** Material for the task follows **
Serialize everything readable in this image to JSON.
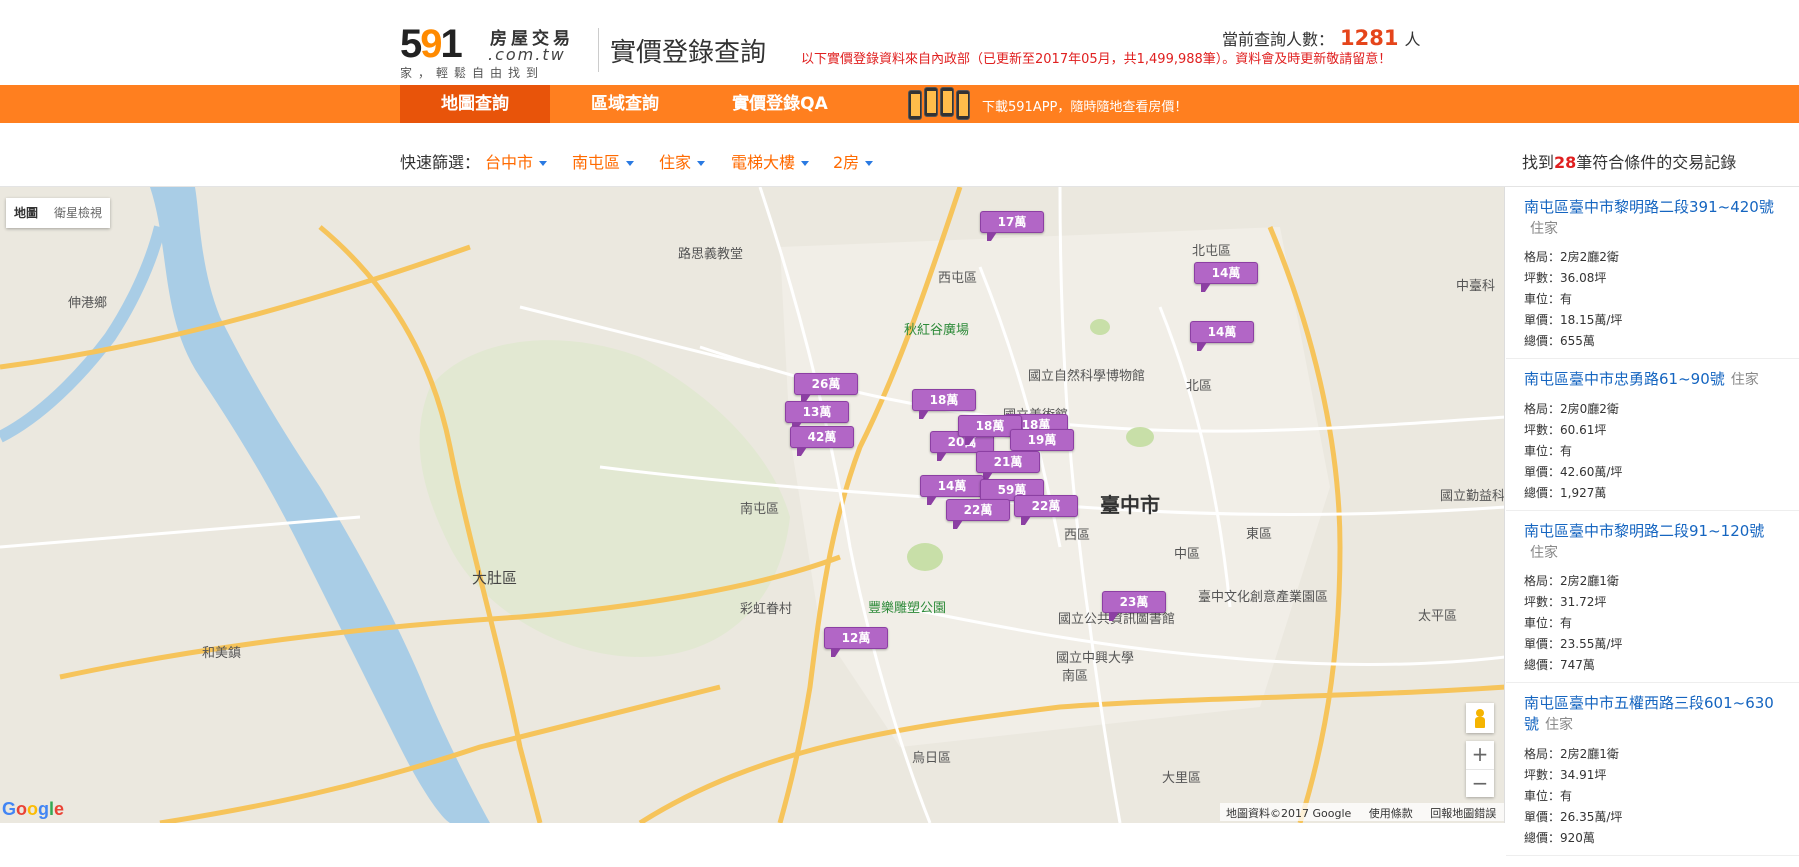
{
  "header": {
    "logo_digits_a": "5",
    "logo_digits_b": "9",
    "logo_digits_c": "1",
    "logo_cn": "房屋交易",
    "logo_domain": ".com.tw",
    "logo_slogan": "家，輕鬆自由找到",
    "site_title": "實價登錄查詢",
    "visitors_label": "當前查詢人數：",
    "visitors_count": "1281",
    "visitors_unit": "人",
    "notice": "以下實價登錄資料來自內政部（已更新至2017年05月，共1,499,988筆）。資料會及時更新敬請留意！"
  },
  "nav": {
    "items": [
      {
        "label": "地圖查詢",
        "active": true
      },
      {
        "label": "區域查詢",
        "active": false
      },
      {
        "label": "實價登錄QA",
        "active": false
      }
    ],
    "promo": "下載591APP，隨時隨地查看房價！"
  },
  "filters": {
    "label": "快速篩選：",
    "city": "台中市",
    "district": "南屯區",
    "usage": "住家",
    "building": "電梯大樓",
    "rooms": "2房",
    "result_prefix": "找到",
    "result_count": "28",
    "result_suffix": "筆符合條件的交易記錄"
  },
  "map": {
    "type_map": "地圖",
    "type_satellite": "衛星檢視",
    "google": "Google",
    "attribution": {
      "data": "地圖資料©2017 Google",
      "terms": "使用條款",
      "report": "回報地圖錯誤"
    },
    "zoom_in": "+",
    "zoom_out": "−",
    "labels": {
      "taichung": "臺中市",
      "dadu": "大肚區",
      "nantun": "南屯區",
      "xitun": "西屯區",
      "beitun": "北屯區",
      "north": "北區",
      "west": "西區",
      "central": "中區",
      "east": "東區",
      "south": "南區",
      "wuri": "烏日區",
      "dali": "大里區",
      "taiping": "太平區",
      "shengang": "伸港鄉",
      "hemei": "和美鎮",
      "luce_chapel": "路思義教堂",
      "qiuhong_park": "秋紅谷廣場",
      "science_museum": "國立自然科學博物館",
      "fine_arts": "國立美術館",
      "fengle_park": "豐樂雕塑公園",
      "caihong_village": "彩虹眷村",
      "public_library": "國立公共資訊圖書館",
      "chunghsing_univ": "國立中興大學",
      "cultural_park": "臺中文化創意產業園區",
      "qinyi_univ": "國立勤益科技大學",
      "zhongshe": "中臺科"
    },
    "pins": [
      "17萬",
      "14萬",
      "14萬",
      "26萬",
      "13萬",
      "42萬",
      "18萬",
      "18萬",
      "20萬",
      "18萬",
      "19萬",
      "21萬",
      "14萬",
      "59萬",
      "22萬",
      "22萬",
      "23萬",
      "12萬"
    ]
  },
  "listings": [
    {
      "title": "南屯區臺中市黎明路二段391~420號",
      "type": "住家",
      "layout": "格局：2房2廳2衛",
      "area": "坪數：36.08坪",
      "parking": "車位：有",
      "unit_price": "單價：18.15萬/坪",
      "total": "總價：655萬"
    },
    {
      "title": "南屯區臺中市忠勇路61~90號",
      "type": "住家",
      "layout": "格局：2房0廳2衛",
      "area": "坪數：60.61坪",
      "parking": "車位：有",
      "unit_price": "單價：42.60萬/坪",
      "total": "總價：1,927萬"
    },
    {
      "title": "南屯區臺中市黎明路二段91~120號",
      "type": "住家",
      "layout": "格局：2房2廳1衛",
      "area": "坪數：31.72坪",
      "parking": "車位：有",
      "unit_price": "單價：23.55萬/坪",
      "total": "總價：747萬"
    },
    {
      "title": "南屯區臺中市五權西路三段601~630號",
      "type": "住家",
      "layout": "格局：2房2廳1衛",
      "area": "坪數：34.91坪",
      "parking": "車位：有",
      "unit_price": "單價：26.35萬/坪",
      "total": "總價：920萬"
    }
  ],
  "colors": {
    "brand_orange": "#ff7f1f",
    "nav_active": "#e8540a",
    "pin_purple": "#b266c6",
    "link_blue": "#1565c0",
    "alert_red": "#e02020"
  }
}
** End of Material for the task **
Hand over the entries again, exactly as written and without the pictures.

Serialize everything readable in this image to JSON.
{
  "header": {
    "logo_digits_a": "5",
    "logo_digits_b": "9",
    "logo_digits_c": "1",
    "logo_cn": "房屋交易",
    "logo_domain": ".com.tw",
    "logo_slogan": "家，輕鬆自由找到",
    "site_title": "實價登錄查詢",
    "visitors_label": "當前查詢人數：",
    "visitors_count": "1281",
    "visitors_unit": "人",
    "notice": "以下實價登錄資料來自內政部（已更新至2017年05月，共1,499,988筆）。資料會及時更新敬請留意！"
  },
  "nav": {
    "items": [
      {
        "label": "地圖查詢",
        "active": true
      },
      {
        "label": "區域查詢",
        "active": false
      },
      {
        "label": "實價登錄QA",
        "active": false
      }
    ],
    "promo": "下載591APP，隨時隨地查看房價！"
  },
  "filters": {
    "label": "快速篩選：",
    "city": "台中市",
    "district": "南屯區",
    "usage": "住家",
    "building": "電梯大樓",
    "rooms": "2房",
    "result_prefix": "找到",
    "result_count": "28",
    "result_suffix": "筆符合條件的交易記錄"
  },
  "map": {
    "type_map": "地圖",
    "type_satellite": "衛星檢視",
    "google": "Google",
    "attribution": {
      "data": "地圖資料©2017 Google",
      "terms": "使用條款",
      "report": "回報地圖錯誤"
    },
    "zoom_in": "+",
    "zoom_out": "−",
    "labels": {
      "taichung": "臺中市",
      "dadu": "大肚區",
      "nantun": "南屯區",
      "xitun": "西屯區",
      "beitun": "北屯區",
      "north": "北區",
      "west": "西區",
      "central": "中區",
      "east": "東區",
      "south": "南區",
      "wuri": "烏日區",
      "dali": "大里區",
      "taiping": "太平區",
      "shengang": "伸港鄉",
      "hemei": "和美鎮",
      "luce_chapel": "路思義教堂",
      "qiuhong_park": "秋紅谷廣場",
      "science_museum": "國立自然科學博物館",
      "fine_arts": "國立美術館",
      "fengle_park": "豐樂雕塑公園",
      "caihong_village": "彩虹眷村",
      "public_library": "國立公共資訊圖書館",
      "chunghsing_univ": "國立中興大學",
      "cultural_park": "臺中文化創意產業園區",
      "qinyi_univ": "國立勤益科技大學",
      "zhongshe": "中臺科"
    },
    "pins": [
      "17萬",
      "14萬",
      "14萬",
      "26萬",
      "13萬",
      "42萬",
      "18萬",
      "18萬",
      "20萬",
      "18萬",
      "19萬",
      "21萬",
      "14萬",
      "59萬",
      "22萬",
      "22萬",
      "23萬",
      "12萬"
    ]
  },
  "listings": [
    {
      "title": "南屯區臺中市黎明路二段391~420號",
      "type": "住家",
      "layout": "格局：2房2廳2衛",
      "area": "坪數：36.08坪",
      "parking": "車位：有",
      "unit_price": "單價：18.15萬/坪",
      "total": "總價：655萬"
    },
    {
      "title": "南屯區臺中市忠勇路61~90號",
      "type": "住家",
      "layout": "格局：2房0廳2衛",
      "area": "坪數：60.61坪",
      "parking": "車位：有",
      "unit_price": "單價：42.60萬/坪",
      "total": "總價：1,927萬"
    },
    {
      "title": "南屯區臺中市黎明路二段91~120號",
      "type": "住家",
      "layout": "格局：2房2廳1衛",
      "area": "坪數：31.72坪",
      "parking": "車位：有",
      "unit_price": "單價：23.55萬/坪",
      "total": "總價：747萬"
    },
    {
      "title": "南屯區臺中市五權西路三段601~630號",
      "type": "住家",
      "layout": "格局：2房2廳1衛",
      "area": "坪數：34.91坪",
      "parking": "車位：有",
      "unit_price": "單價：26.35萬/坪",
      "total": "總價：920萬"
    }
  ],
  "colors": {
    "brand_orange": "#ff7f1f",
    "nav_active": "#e8540a",
    "pin_purple": "#b266c6",
    "link_blue": "#1565c0",
    "alert_red": "#e02020"
  }
}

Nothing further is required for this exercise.